Medford's "Miss Telephone Company"
Wednesday August 24, 2005
By Craig Stillwell
Welcome to As It Was: Tales from the State of Jefferson
Making a phone call today is as easy as dialing a number. A century ago, however, one needed the help of a live operator. Legions of young females, seated before large switchboards, manually connected the phone lines. For many decades, one woman, Myrta [MURR-tah] Otterdale, reigned over Medford's phone service, earning her the title of "Miss Telephone Company."

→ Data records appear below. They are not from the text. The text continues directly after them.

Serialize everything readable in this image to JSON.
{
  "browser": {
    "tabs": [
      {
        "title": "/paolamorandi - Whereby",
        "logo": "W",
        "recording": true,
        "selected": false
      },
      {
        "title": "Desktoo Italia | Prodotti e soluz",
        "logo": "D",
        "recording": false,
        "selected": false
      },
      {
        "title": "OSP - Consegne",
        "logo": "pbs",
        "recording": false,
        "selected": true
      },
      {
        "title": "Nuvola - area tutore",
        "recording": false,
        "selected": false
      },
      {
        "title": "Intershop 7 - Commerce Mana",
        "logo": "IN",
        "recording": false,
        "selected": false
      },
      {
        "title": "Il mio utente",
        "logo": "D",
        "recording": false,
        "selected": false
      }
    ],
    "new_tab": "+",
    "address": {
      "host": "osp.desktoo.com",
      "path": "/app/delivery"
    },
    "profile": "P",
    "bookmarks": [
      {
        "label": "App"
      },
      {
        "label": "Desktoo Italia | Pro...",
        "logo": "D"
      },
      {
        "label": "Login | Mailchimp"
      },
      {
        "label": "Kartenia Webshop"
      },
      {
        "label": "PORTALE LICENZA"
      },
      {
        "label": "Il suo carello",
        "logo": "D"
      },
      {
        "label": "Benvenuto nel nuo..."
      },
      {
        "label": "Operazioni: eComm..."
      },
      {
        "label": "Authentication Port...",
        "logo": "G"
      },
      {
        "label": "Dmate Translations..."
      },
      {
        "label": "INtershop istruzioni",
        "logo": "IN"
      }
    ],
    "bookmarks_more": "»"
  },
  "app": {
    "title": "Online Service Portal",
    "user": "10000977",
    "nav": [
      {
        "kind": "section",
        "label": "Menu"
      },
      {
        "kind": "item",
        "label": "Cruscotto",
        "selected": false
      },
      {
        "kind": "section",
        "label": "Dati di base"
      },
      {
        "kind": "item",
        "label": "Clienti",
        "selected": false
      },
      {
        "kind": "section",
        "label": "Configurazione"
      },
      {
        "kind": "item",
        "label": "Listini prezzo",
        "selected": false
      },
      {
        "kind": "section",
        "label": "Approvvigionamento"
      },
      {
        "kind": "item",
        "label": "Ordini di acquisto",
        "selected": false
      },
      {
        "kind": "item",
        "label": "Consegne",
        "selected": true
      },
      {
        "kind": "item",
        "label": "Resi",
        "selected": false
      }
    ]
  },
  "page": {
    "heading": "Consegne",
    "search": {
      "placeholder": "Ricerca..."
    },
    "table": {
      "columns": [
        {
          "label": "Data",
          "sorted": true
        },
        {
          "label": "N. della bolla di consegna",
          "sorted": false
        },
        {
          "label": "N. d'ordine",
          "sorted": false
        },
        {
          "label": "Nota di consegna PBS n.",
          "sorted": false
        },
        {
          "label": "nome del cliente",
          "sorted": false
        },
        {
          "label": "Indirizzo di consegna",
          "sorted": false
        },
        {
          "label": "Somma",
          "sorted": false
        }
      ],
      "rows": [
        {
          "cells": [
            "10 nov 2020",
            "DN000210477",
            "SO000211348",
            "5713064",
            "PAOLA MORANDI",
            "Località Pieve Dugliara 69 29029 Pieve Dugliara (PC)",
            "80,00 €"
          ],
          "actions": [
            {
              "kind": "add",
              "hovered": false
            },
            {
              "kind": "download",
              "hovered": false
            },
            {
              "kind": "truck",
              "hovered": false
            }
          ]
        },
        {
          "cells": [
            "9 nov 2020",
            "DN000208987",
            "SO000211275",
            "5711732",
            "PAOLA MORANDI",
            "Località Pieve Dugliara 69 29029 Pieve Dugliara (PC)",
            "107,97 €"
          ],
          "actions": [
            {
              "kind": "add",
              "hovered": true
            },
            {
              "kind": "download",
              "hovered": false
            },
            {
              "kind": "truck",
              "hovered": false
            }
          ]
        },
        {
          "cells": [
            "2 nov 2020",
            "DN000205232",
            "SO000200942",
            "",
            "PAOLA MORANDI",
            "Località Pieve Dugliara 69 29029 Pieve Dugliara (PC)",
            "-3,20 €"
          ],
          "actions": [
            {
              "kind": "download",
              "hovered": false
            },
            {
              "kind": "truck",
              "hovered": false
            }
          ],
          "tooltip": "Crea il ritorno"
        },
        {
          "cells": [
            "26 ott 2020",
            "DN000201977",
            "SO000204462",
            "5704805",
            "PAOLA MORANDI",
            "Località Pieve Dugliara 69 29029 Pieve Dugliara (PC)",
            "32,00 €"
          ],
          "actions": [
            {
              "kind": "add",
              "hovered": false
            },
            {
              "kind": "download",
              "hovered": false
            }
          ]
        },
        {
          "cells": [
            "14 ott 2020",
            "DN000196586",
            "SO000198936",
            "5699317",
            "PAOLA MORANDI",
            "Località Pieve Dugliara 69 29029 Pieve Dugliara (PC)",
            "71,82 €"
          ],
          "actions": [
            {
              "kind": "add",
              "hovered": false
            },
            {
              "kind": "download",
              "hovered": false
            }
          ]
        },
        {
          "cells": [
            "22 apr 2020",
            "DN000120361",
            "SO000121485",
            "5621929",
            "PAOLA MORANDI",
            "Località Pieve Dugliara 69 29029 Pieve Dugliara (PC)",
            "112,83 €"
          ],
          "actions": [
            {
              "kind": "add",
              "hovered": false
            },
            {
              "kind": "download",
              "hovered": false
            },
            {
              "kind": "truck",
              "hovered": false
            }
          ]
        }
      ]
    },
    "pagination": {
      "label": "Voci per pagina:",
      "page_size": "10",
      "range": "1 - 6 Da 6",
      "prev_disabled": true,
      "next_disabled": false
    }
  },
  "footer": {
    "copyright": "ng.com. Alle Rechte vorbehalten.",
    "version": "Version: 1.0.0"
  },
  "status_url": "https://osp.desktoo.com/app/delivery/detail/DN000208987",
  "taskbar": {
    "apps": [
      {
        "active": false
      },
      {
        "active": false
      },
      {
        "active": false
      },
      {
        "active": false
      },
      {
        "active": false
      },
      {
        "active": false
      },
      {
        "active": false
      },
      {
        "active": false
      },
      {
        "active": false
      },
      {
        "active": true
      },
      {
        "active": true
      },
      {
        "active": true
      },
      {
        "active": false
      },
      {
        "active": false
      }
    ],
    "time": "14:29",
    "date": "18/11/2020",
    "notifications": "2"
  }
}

A 1919 graduate of Medford High School, Myrta began her job as an operator for Pacific Telephone and Telegraph on July 4, 1920. After working in the Ashland office for two weeks, she was transferred to Medford. Within months she was promoted to Chief Operator and then transferred back to Ashland, where she supervised a handful of operators. A self-described perfectionist, she carefully selected her girls for their "character as well as ability." In 1929, she became Chief Operator of Medford.
Myrta Otterdale was active in several civic organizations, such as the Red Cross and Chamber of Commerce. She also traveled widely. One trip in 1939 took her by train to Flint, Michigan; there she bought and drove home a 1940 Buick coupe, which she was still driving in 1985. Myrta retired in 1966, truly a pioneer of the communication age.
Today's episode of As It Was was written by Craig Stillwell, the program engineer is Raymond Scully. I'm Shirley Patton. As It was is a co-production of JPR and the Southern Oregon Historical Society. To Share stories or learn more about the series visit asitwas - dot- org
Jewett, Dick, "Phone Operator Served 461/2 Years," The Mail Tribune, June 6, 1985, pp. 20, 22